The proposed legislation identifies seminal legal scholar Charles Hamilton Houston as the first Washingtonian to honored with a memorial statue
For Immediate Release: Tuesday, June 27, 2017
Contact: Nolan Treadway, 202-445-0361, firstname.lastname@example.org
Washington, DC – Today, Councilmember Kenyan R. McDuffie, Chair of the Committee on Business and Economic Development introduced the Charles Hamilton Houston and Other Diverse Washingtonians Commemorative Works Amendment Act of 2017. This measure would direct the Commemorative Works Commission to erect statues in each of the City’s eight wards that highlight native Washingtonians who are women and minorities, and allow the Council itself to sponsor a commemorative work on public space in the District.
Furthermore, the legislation would make the inaugural statue sponsored by the Council a memorial to honor Charles Hamilton Houston, a native Washingtonian and graduate of Dunbar High School.

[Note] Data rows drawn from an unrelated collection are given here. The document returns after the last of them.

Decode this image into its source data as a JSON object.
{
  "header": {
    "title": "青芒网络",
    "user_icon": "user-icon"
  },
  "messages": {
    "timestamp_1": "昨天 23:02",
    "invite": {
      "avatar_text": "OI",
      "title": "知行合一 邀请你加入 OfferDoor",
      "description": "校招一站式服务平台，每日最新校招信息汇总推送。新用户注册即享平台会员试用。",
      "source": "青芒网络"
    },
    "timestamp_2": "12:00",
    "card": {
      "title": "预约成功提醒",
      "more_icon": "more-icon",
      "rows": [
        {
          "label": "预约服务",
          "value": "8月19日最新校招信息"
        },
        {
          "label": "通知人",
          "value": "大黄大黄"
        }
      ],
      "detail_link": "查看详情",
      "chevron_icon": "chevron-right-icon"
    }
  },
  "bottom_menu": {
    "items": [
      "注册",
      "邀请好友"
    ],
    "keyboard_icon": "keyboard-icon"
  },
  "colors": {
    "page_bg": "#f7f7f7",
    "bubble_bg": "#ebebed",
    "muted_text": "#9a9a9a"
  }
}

“Houston led the law program at Howard University, and then went on to serve as special counsel for the NAACP, where he laid the legal foundation responsible for dismantling the American system of segregation,” Stated McDuffie, “There is no doubt that Houston left an indelible mark on society and inspired generations of lawyers to pursue the cause of freedom and justice for the underprivileged.
“The District of Columbia has been the birthplace for many unsung figures who had an impact on, not just the District of Columbia, but the entire nation,” McDuffie continued, “This bill is designed to memorialize them, educate residents and visitors about them, honor their legacy, and increase representation of native Washingtonian women and minority historical figures lauded throughout the city.”